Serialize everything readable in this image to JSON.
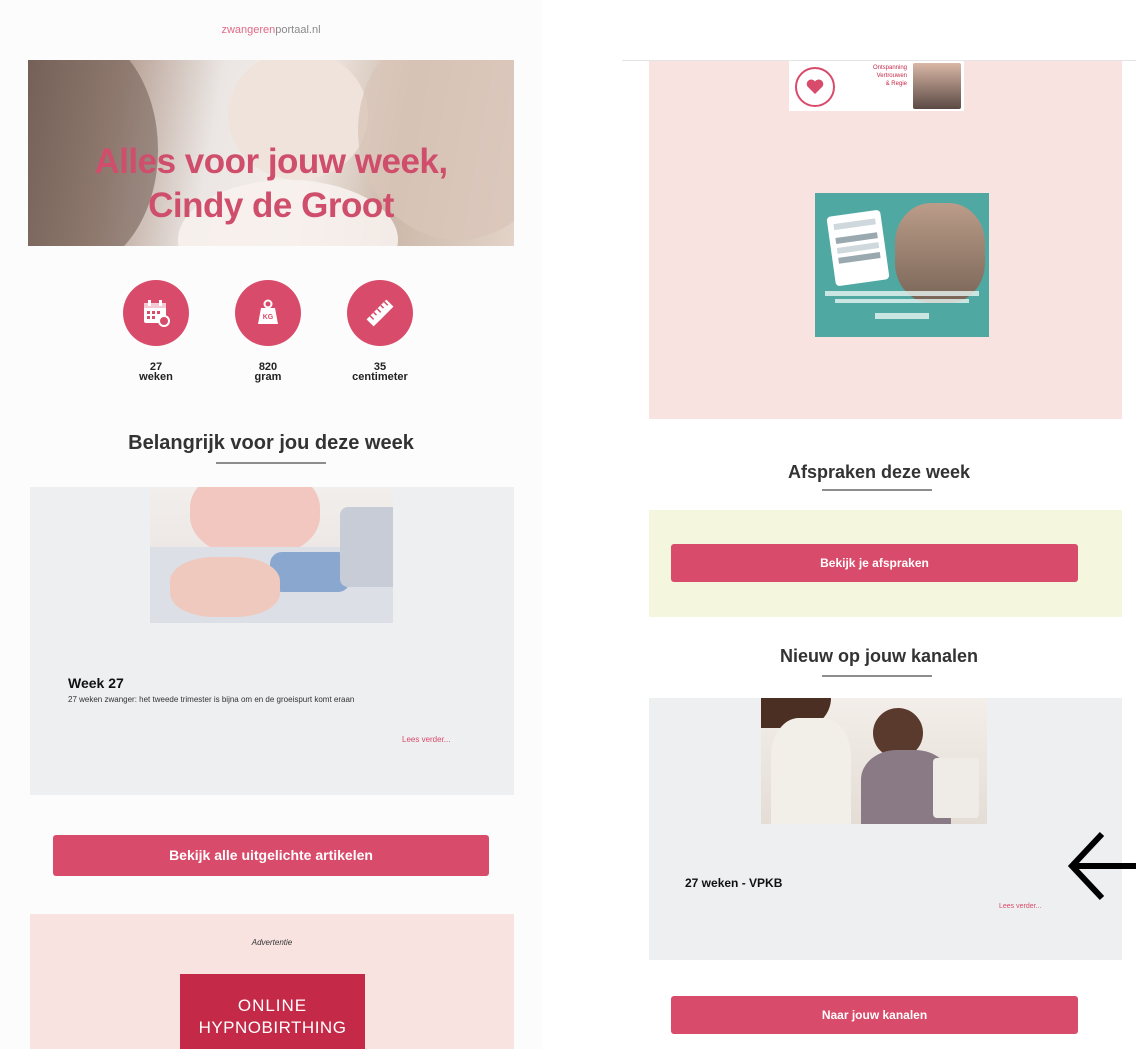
{
  "left": {
    "logo": {
      "part1": "zwangeren",
      "part2": "portaal.nl"
    },
    "hero_title_line1": "Alles voor jouw week,",
    "hero_title_line2": "Cindy de Groot",
    "stats": [
      {
        "icon": "calendar-icon",
        "value": "27",
        "unit": "weken"
      },
      {
        "icon": "weight-icon",
        "value": "820",
        "unit": "gram"
      },
      {
        "icon": "ruler-icon",
        "value": "35",
        "unit": "centimeter"
      }
    ],
    "weight_icon_text": "KG",
    "important_title": "Belangrijk voor jou deze week",
    "article": {
      "title": "Week 27",
      "summary": "27 weken zwanger: het tweede trimester is bijna om en de groeispurt komt eraan",
      "read_more": "Lees verder..."
    },
    "all_articles_button": "Bekijk alle uitgelichte artikelen",
    "ad_label": "Advertentie",
    "ad_banner_line1": "ONLINE",
    "ad_banner_line2": "HYPNOBIRTHING"
  },
  "right": {
    "top_ad_text": [
      "Ontspanning",
      "Vertrouwen",
      "& Regie"
    ],
    "appointments_title": "Afspraken deze week",
    "appointments_button": "Bekijk je afspraken",
    "channels_title": "Nieuw op jouw kanalen",
    "channel_item": {
      "title": "27 weken - VPKB",
      "read_more": "Lees verder..."
    },
    "channels_button": "Naar jouw kanalen"
  },
  "colors": {
    "accent": "#d94b6a",
    "card_bg": "#eeeff1",
    "ad_bg": "#f8e3e1",
    "appointments_bg": "#f4f7de"
  }
}
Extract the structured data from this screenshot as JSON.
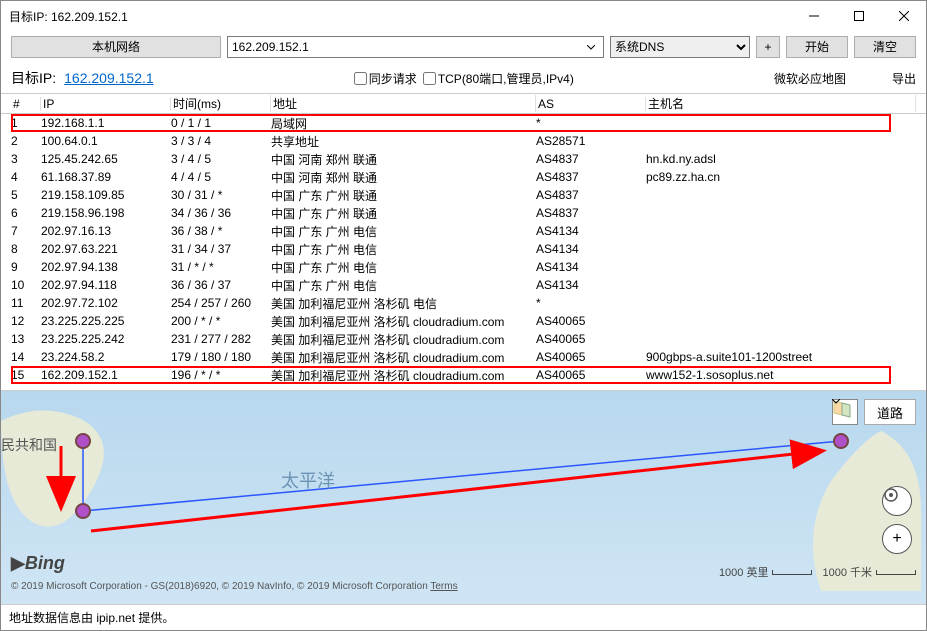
{
  "window": {
    "title": "目标IP: 162.209.152.1"
  },
  "toolbar": {
    "network_btn": "本机网络",
    "ip_value": "162.209.152.1",
    "dns_selected": "系统DNS",
    "plus": "+",
    "start": "开始",
    "clear": "清空"
  },
  "subbar": {
    "target_label": "目标IP:",
    "target_ip": "162.209.152.1",
    "chk_sync": "同步请求",
    "chk_tcp": "TCP(80端口,管理员,IPv4)",
    "bing_map": "微软必应地图",
    "export": "导出"
  },
  "columns": {
    "num": "#",
    "ip": "IP",
    "time": "时间(ms)",
    "addr": "地址",
    "as": "AS",
    "host": "主机名"
  },
  "rows": [
    {
      "n": "1",
      "ip": "192.168.1.1",
      "time": "0 / 1 / 1",
      "addr": "局域网",
      "as": "*",
      "host": ""
    },
    {
      "n": "2",
      "ip": "100.64.0.1",
      "time": "3 / 3 / 4",
      "addr": "共享地址",
      "as": "AS28571",
      "host": ""
    },
    {
      "n": "3",
      "ip": "125.45.242.65",
      "time": "3 / 4 / 5",
      "addr": "中国 河南 郑州 联通",
      "as": "AS4837",
      "host": "hn.kd.ny.adsl"
    },
    {
      "n": "4",
      "ip": "61.168.37.89",
      "time": "4 / 4 / 5",
      "addr": "中国 河南 郑州 联通",
      "as": "AS4837",
      "host": "pc89.zz.ha.cn"
    },
    {
      "n": "5",
      "ip": "219.158.109.85",
      "time": "30 / 31 / *",
      "addr": "中国 广东 广州 联通",
      "as": "AS4837",
      "host": ""
    },
    {
      "n": "6",
      "ip": "219.158.96.198",
      "time": "34 / 36 / 36",
      "addr": "中国 广东 广州 联通",
      "as": "AS4837",
      "host": ""
    },
    {
      "n": "7",
      "ip": "202.97.16.13",
      "time": "36 / 38 / *",
      "addr": "中国 广东 广州 电信",
      "as": "AS4134",
      "host": ""
    },
    {
      "n": "8",
      "ip": "202.97.63.221",
      "time": "31 / 34 / 37",
      "addr": "中国 广东 广州 电信",
      "as": "AS4134",
      "host": ""
    },
    {
      "n": "9",
      "ip": "202.97.94.138",
      "time": "31 / * / *",
      "addr": "中国 广东 广州 电信",
      "as": "AS4134",
      "host": ""
    },
    {
      "n": "10",
      "ip": "202.97.94.118",
      "time": "36 / 36 / 37",
      "addr": "中国 广东 广州 电信",
      "as": "AS4134",
      "host": ""
    },
    {
      "n": "11",
      "ip": "202.97.72.102",
      "time": "254 / 257 / 260",
      "addr": "美国 加利福尼亚州 洛杉矶 电信",
      "as": "*",
      "host": ""
    },
    {
      "n": "12",
      "ip": "23.225.225.225",
      "time": "200 / * / *",
      "addr": "美国 加利福尼亚州 洛杉矶 cloudradium.com",
      "as": "AS40065",
      "host": ""
    },
    {
      "n": "13",
      "ip": "23.225.225.242",
      "time": "231 / 277 / 282",
      "addr": "美国 加利福尼亚州 洛杉矶 cloudradium.com",
      "as": "AS40065",
      "host": ""
    },
    {
      "n": "14",
      "ip": "23.224.58.2",
      "time": "179 / 180 / 180",
      "addr": "美国 加利福尼亚州 洛杉矶 cloudradium.com",
      "as": "AS40065",
      "host": "900gbps-a.suite101-1200street"
    },
    {
      "n": "15",
      "ip": "162.209.152.1",
      "time": "196 / * / *",
      "addr": "美国 加利福尼亚州 洛杉矶 cloudradium.com",
      "as": "AS40065",
      "host": "www152-1.sosoplus.net"
    }
  ],
  "map": {
    "pacific": "太平洋",
    "china": "民共和国",
    "road_btn": "道路",
    "scale_mi": "1000 英里",
    "scale_km": "1000 千米",
    "bing": "Bing",
    "copyright": "© 2019 Microsoft Corporation - GS(2018)6920, © 2019 NavInfo, © 2019 Microsoft Corporation ",
    "terms": "Terms"
  },
  "footer": {
    "text": "地址数据信息由 ipip.net 提供。"
  }
}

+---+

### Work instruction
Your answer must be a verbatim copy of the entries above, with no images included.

### Answer section
Serialize everything readable in this image to JSON.
{
  "left": {
    "logo": {
      "part1": "zwangeren",
      "part2": "portaal.nl"
    },
    "hero_title_line1": "Alles voor jouw week,",
    "hero_title_line2": "Cindy de Groot",
    "stats": [
      {
        "icon": "calendar-icon",
        "value": "27",
        "unit": "weken"
      },
      {
        "icon": "weight-icon",
        "value": "820",
        "unit": "gram"
      },
      {
        "icon": "ruler-icon",
        "value": "35",
        "unit": "centimeter"
      }
    ],
    "weight_icon_text": "KG",
    "important_title": "Belangrijk voor jou deze week",
    "article": {
      "title": "Week 27",
      "summary": "27 weken zwanger: het tweede trimester is bijna om en de groeispurt komt eraan",
      "read_more": "Lees verder..."
    },
    "all_articles_button": "Bekijk alle uitgelichte artikelen",
    "ad_label": "Advertentie",
    "ad_banner_line1": "ONLINE",
    "ad_banner_line2": "HYPNOBIRTHING"
  },
  "right": {
    "top_ad_text": [
      "Ontspanning",
      "Vertrouwen",
      "& Regie"
    ],
    "appointments_title": "Afspraken deze week",
    "appointments_button": "Bekijk je afspraken",
    "channels_title": "Nieuw op jouw kanalen",
    "channel_item": {
      "title": "27 weken - VPKB",
      "read_more": "Lees verder..."
    },
    "channels_button": "Naar jouw kanalen"
  },
  "colors": {
    "accent": "#d94b6a",
    "card_bg": "#eeeff1",
    "ad_bg": "#f8e3e1",
    "appointments_bg": "#f4f7de"
  }
}
Extract the structured data from this screenshot as JSON.
{
  "window": {
    "title": "目标IP: 162.209.152.1"
  },
  "toolbar": {
    "network_btn": "本机网络",
    "ip_value": "162.209.152.1",
    "dns_selected": "系统DNS",
    "plus": "+",
    "start": "开始",
    "clear": "清空"
  },
  "subbar": {
    "target_label": "目标IP:",
    "target_ip": "162.209.152.1",
    "chk_sync": "同步请求",
    "chk_tcp": "TCP(80端口,管理员,IPv4)",
    "bing_map": "微软必应地图",
    "export": "导出"
  },
  "columns": {
    "num": "#",
    "ip": "IP",
    "time": "时间(ms)",
    "addr": "地址",
    "as": "AS",
    "host": "主机名"
  },
  "rows": [
    {
      "n": "1",
      "ip": "192.168.1.1",
      "time": "0 / 1 / 1",
      "addr": "局域网",
      "as": "*",
      "host": ""
    },
    {
      "n": "2",
      "ip": "100.64.0.1",
      "time": "3 / 3 / 4",
      "addr": "共享地址",
      "as": "AS28571",
      "host": ""
    },
    {
      "n": "3",
      "ip": "125.45.242.65",
      "time": "3 / 4 / 5",
      "addr": "中国 河南 郑州 联通",
      "as": "AS4837",
      "host": "hn.kd.ny.adsl"
    },
    {
      "n": "4",
      "ip": "61.168.37.89",
      "time": "4 / 4 / 5",
      "addr": "中国 河南 郑州 联通",
      "as": "AS4837",
      "host": "pc89.zz.ha.cn"
    },
    {
      "n": "5",
      "ip": "219.158.109.85",
      "time": "30 / 31 / *",
      "addr": "中国 广东 广州 联通",
      "as": "AS4837",
      "host": ""
    },
    {
      "n": "6",
      "ip": "219.158.96.198",
      "time": "34 / 36 / 36",
      "addr": "中国 广东 广州 联通",
      "as": "AS4837",
      "host": ""
    },
    {
      "n": "7",
      "ip": "202.97.16.13",
      "time": "36 / 38 / *",
      "addr": "中国 广东 广州 电信",
      "as": "AS4134",
      "host": ""
    },
    {
      "n": "8",
      "ip": "202.97.63.221",
      "time": "31 / 34 / 37",
      "addr": "中国 广东 广州 电信",
      "as": "AS4134",
      "host": ""
    },
    {
      "n": "9",
      "ip": "202.97.94.138",
      "time": "31 / * / *",
      "addr": "中国 广东 广州 电信",
      "as": "AS4134",
      "host": ""
    },
    {
      "n": "10",
      "ip": "202.97.94.118",
      "time": "36 / 36 / 37",
      "addr": "中国 广东 广州 电信",
      "as": "AS4134",
      "host": ""
    },
    {
      "n": "11",
      "ip": "202.97.72.102",
      "time": "254 / 257 / 260",
      "addr": "美国 加利福尼亚州 洛杉矶 电信",
      "as": "*",
      "host": ""
    },
    {
      "n": "12",
      "ip": "23.225.225.225",
      "time": "200 / * / *",
      "addr": "美国 加利福尼亚州 洛杉矶 cloudradium.com",
      "as": "AS40065",
      "host": ""
    },
    {
      "n": "13",
      "ip": "23.225.225.242",
      "time": "231 / 277 / 282",
      "addr": "美国 加利福尼亚州 洛杉矶 cloudradium.com",
      "as": "AS40065",
      "host": ""
    },
    {
      "n": "14",
      "ip": "23.224.58.2",
      "time": "179 / 180 / 180",
      "addr": "美国 加利福尼亚州 洛杉矶 cloudradium.com",
      "as": "AS40065",
      "host": "900gbps-a.suite101-1200street"
    },
    {
      "n": "15",
      "ip": "162.209.152.1",
      "time": "196 / * / *",
      "addr": "美国 加利福尼亚州 洛杉矶 cloudradium.com",
      "as": "AS40065",
      "host": "www152-1.sosoplus.net"
    }
  ],
  "map": {
    "pacific": "太平洋",
    "china": "民共和国",
    "road_btn": "道路",
    "scale_mi": "1000 英里",
    "scale_km": "1000 千米",
    "bing": "Bing",
    "copyright": "© 2019 Microsoft Corporation - GS(2018)6920, © 2019 NavInfo, © 2019 Microsoft Corporation ",
    "terms": "Terms"
  },
  "footer": {
    "text": "地址数据信息由 ipip.net 提供。"
  }
}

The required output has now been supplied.